On the state government’s decision to go for CBI inquiry into the financial irregularities, the Assam health minister and spokesperson Himanta Biswa Sarma said that the government was ready for a CBI inquiry, as it had nothing to hide and wanted the truth to prevail, but the chief minister wanted that the CBI probe to be preceded by the Comptroller and Auditor General (CAG) report, which would have the CBI inquiry as well. On the alleged involvement of seven ministers, including himself in the scam, he said that the NIA had clarified on The Week’s news story, ruling out involvement of any minister. He further added that the NIA has rebutted The Week report saying that the ‘ministers were not even investigated by it (NIA) and hence there was no question of naming any’.
The Week story on the issue has at one place mentioned that after finding the involvement of ministers in the scam, the NIA sought permission from the state government to examine such persons, which was denied.

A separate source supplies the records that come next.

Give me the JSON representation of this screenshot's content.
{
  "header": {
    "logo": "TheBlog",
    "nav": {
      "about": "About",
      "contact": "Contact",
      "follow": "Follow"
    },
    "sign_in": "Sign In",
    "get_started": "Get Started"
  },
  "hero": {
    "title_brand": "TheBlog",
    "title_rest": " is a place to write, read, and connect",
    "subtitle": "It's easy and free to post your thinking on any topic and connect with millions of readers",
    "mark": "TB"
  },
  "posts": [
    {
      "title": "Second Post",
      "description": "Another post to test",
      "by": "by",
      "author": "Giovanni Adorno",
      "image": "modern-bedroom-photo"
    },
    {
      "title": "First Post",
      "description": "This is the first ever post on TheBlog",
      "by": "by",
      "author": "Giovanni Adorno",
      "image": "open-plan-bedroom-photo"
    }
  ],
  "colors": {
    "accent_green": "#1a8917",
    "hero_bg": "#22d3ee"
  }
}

Under such circumstances the NIA could not proceed ahead and suggested the government to go for a CBI inquiry. Under such circumstances it was out of question for the NIA to name any person without questioning. Hence the report could not mention any name. It is just like a theft case in which a thief is not apprehended with booty, it does not mean that there was neither a theft nor a thief. The Week’s story does not seem to be so weak if thoroughly gone through it. There is something to put more embarrassment to the state government and the politicians.